Benefiting users and integrators
It’s a lot to ask of holistic A-PNT systems, addressing all of these challenges and requirements. With an A-PNT solution based on multiple complementary PNT information sources, warfighters have a far better ability to understand and respond to threats on the battlefield. They can quickly grasp the exact state of PNT signals, and then use this insight in a strategic way to conduct navigation warfare (NAVWAR), thereby enabling them to take defensive and offensive actions based on PNT information they trust to be accurate and uncompromised.
Knowing that GPS information is always at risk and that the information received may not be accurate adds considerable stress to already difficult situations. When warfighters are working with trusted PNT information from complementary sources, they no longer have to worry about the risks associated with a single point of failure. With A-PNT information, warfighters have a higher level of trust in the information based on the knowledge that a range of defenses have been applied to protect against the possibility that inaccurate information will be provided.
A-PNT that is seamlessly integrated into the available space on the platform makes it easy for warfighters to transition from GPS to A-PNT information. Instead of having to think about the technology transition or learn new ways of operating, all actions related to location information are natural and intuitive for the warfighter.
Open standards-based A-PNT and radial clock module
An example of an open standards-based solution for A-PNT is the Curtiss-Wright’s VPX3-673 module. The 3U OpenVPX board is aligned with CMOSS, the SOSA Technical Standard, and the OpenVPX timing module standard. The variant module contains a GPS/GNSS receiver (M-CODE or SAASM), chip scale atomic clock (CSAC), and an onboard inertial measurement unit (IMU), all within a single slot. The module is intended for radial clock distribution applications and can provide a server for various low-power timing services. (Figure 1.)

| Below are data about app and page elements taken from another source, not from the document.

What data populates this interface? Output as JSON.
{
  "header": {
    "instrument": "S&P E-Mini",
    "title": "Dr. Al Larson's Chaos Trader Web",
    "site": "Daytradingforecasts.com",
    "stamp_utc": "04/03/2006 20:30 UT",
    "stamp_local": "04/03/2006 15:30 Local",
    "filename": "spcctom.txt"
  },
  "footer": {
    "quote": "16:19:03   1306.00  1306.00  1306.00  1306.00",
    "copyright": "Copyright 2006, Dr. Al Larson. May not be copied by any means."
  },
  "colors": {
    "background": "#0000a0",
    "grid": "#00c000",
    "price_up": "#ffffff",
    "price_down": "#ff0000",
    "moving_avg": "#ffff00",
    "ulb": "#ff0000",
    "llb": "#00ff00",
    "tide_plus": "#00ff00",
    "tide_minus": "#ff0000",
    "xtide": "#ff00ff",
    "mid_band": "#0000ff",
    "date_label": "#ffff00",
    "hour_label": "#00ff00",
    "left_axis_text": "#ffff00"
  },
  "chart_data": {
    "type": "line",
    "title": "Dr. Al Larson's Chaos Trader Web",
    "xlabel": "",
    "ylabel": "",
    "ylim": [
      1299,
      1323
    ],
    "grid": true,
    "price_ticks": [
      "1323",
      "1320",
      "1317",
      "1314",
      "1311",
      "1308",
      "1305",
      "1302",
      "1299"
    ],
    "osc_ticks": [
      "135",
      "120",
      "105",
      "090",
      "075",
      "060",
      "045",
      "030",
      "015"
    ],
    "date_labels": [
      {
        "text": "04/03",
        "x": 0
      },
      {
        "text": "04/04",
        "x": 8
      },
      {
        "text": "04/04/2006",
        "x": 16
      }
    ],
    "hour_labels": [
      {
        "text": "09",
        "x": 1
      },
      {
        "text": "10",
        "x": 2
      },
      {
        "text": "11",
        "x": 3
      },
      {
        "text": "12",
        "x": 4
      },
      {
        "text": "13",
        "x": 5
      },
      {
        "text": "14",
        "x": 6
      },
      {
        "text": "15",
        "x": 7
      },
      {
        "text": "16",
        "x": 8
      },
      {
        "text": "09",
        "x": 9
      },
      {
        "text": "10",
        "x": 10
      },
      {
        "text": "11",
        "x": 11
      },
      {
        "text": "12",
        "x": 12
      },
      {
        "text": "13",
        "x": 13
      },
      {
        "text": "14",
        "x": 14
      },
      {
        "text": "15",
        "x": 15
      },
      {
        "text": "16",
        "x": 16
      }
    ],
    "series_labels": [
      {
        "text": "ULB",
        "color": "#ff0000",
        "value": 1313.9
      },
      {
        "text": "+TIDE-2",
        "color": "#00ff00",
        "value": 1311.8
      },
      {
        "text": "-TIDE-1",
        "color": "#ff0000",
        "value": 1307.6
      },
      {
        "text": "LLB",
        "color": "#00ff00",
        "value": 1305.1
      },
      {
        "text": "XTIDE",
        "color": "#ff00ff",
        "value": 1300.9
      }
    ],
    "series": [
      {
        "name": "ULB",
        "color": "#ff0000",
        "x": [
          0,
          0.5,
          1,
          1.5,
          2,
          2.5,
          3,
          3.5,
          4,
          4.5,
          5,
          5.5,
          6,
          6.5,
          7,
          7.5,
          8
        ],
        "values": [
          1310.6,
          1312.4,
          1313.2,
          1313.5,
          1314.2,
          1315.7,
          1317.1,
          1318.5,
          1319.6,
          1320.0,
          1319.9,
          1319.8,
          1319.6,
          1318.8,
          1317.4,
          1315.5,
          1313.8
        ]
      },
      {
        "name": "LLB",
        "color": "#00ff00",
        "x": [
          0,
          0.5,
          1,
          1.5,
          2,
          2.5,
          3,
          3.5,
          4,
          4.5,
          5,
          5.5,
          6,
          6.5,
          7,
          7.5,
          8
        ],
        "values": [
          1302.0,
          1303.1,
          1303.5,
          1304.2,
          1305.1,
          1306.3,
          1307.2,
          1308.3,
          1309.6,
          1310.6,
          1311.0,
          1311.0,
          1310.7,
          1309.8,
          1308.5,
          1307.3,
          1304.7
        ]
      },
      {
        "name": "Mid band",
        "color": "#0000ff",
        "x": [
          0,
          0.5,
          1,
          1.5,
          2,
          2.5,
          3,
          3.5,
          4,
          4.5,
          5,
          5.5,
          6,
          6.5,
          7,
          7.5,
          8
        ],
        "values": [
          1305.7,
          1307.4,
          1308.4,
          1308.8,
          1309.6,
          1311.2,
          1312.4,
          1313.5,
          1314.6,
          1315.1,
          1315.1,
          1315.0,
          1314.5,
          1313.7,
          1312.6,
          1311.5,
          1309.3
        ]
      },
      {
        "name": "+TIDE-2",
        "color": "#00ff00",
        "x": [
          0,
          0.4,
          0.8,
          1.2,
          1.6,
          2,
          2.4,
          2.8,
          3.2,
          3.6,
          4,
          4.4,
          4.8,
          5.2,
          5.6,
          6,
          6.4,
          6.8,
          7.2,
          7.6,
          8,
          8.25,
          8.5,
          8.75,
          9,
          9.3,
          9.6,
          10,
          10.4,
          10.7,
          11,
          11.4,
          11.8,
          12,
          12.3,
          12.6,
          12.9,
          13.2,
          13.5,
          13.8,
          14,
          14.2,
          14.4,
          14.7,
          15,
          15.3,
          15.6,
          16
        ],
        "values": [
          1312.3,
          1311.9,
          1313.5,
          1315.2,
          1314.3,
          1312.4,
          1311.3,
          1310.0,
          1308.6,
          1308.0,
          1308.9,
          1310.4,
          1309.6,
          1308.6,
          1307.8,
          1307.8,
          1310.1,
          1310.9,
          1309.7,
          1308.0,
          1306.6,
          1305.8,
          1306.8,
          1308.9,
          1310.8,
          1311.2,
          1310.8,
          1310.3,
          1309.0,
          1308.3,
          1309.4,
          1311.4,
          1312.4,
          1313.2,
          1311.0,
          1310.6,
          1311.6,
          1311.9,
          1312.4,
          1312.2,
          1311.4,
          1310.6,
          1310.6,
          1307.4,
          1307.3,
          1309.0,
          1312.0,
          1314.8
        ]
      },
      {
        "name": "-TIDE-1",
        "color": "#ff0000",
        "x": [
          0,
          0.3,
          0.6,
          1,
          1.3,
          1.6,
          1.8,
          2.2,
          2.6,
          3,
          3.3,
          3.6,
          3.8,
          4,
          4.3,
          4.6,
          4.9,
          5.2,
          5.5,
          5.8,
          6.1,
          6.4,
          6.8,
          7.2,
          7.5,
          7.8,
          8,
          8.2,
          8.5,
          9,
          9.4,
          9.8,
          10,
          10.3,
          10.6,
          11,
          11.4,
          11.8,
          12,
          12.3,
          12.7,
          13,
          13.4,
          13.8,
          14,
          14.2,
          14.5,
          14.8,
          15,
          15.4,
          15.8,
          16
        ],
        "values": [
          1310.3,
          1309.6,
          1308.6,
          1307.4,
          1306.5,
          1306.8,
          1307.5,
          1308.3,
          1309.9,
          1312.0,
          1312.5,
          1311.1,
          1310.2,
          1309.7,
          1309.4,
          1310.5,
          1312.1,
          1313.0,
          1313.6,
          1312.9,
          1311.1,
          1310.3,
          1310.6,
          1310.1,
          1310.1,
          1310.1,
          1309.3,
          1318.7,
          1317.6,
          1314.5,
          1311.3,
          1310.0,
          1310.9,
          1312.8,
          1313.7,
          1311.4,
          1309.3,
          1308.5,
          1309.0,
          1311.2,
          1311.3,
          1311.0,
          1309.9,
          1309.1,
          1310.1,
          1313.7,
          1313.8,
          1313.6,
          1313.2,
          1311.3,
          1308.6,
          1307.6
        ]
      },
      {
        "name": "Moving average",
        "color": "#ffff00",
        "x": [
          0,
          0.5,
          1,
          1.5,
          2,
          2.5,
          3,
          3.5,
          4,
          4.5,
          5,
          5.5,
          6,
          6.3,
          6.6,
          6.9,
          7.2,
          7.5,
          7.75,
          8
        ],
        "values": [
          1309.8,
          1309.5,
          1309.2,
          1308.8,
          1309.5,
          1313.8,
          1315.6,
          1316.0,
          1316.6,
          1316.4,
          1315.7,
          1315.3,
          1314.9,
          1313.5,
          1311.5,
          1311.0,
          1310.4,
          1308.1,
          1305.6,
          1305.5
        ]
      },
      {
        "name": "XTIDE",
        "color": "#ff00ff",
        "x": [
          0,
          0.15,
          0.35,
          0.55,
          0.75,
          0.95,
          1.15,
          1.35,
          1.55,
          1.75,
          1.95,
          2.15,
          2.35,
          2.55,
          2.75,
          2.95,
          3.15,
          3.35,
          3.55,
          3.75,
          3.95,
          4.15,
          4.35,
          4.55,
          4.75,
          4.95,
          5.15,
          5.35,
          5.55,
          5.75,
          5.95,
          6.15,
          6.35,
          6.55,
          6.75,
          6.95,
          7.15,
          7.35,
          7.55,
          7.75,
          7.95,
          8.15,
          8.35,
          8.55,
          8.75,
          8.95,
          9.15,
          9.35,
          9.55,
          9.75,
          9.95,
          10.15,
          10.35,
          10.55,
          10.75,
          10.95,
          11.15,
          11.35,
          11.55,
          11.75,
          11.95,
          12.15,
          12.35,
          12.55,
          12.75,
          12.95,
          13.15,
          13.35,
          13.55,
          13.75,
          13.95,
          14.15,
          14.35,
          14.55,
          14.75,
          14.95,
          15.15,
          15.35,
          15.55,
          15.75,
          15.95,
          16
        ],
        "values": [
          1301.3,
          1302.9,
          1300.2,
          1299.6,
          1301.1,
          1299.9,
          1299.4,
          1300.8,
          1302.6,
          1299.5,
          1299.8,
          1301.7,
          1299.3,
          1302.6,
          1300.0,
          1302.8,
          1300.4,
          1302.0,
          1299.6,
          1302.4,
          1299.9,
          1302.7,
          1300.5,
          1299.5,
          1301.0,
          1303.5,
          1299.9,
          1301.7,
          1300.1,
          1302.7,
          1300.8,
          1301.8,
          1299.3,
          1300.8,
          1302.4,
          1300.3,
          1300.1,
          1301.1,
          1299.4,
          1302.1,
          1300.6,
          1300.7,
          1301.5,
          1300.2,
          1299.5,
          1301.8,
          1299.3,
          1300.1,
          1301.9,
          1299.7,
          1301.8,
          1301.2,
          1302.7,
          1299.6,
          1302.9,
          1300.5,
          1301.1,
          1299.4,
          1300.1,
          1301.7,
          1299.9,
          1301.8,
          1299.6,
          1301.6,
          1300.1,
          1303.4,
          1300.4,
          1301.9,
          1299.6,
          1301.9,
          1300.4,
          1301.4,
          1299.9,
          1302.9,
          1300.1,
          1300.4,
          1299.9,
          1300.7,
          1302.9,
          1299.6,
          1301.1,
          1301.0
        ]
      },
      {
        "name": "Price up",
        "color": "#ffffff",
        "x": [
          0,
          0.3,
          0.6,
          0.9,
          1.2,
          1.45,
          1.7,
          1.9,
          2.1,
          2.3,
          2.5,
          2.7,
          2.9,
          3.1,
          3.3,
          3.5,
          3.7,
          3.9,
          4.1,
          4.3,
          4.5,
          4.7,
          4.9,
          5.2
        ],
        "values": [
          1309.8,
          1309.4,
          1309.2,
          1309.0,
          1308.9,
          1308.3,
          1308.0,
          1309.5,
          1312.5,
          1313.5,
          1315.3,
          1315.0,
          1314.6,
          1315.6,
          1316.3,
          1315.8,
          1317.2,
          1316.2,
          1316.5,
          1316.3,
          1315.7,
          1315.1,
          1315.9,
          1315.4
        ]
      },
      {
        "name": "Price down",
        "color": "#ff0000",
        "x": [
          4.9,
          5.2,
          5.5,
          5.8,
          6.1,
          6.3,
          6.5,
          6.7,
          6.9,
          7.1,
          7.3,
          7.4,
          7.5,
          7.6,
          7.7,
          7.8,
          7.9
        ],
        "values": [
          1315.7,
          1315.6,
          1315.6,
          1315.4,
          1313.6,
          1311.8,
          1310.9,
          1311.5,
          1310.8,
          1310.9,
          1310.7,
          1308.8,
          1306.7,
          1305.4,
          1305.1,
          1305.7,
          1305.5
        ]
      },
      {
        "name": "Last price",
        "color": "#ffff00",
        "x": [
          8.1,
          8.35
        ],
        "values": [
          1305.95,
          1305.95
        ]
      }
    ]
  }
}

[Figure 1 | The 3U OpenVPX board is aligned with CMOSS, the SOSA Technical Standard, and the OpenVPX timing module standard.]
The 10 degree of freedom IMU enables precise motion tracking in a denied or untrusted GPS environment. Support for an onboard GB-GRAM type II GPS with SAASM or M-CODE support is provided, including dedicated zeroize and keyfill functionality. An RS-232 port and RF 1 PPS input are provided for interfacing with an external RS-232 GPS sources.
Jason DeChiaro is a system architect at Curtiss-Wright. He received his electrical engineering degree, with distinction, from Worcester Polytechnic Institute. His responsibilities include supporting customers in architecting deployable VPX systems including CMOSS-/SOSA-compliant designs. Jason has over 15 years of engineering experience in the defense industry supporting the U.S. Air Force, U.S. Army, and U.S. Navy as well as the IC community. In addition to architecting VPX systems, Jason also supports customers’ assured position, navigation, and timing (A-PNT) requirements.
Curtiss-Wright Defense Solutions • https://www.curtisswrightds.com/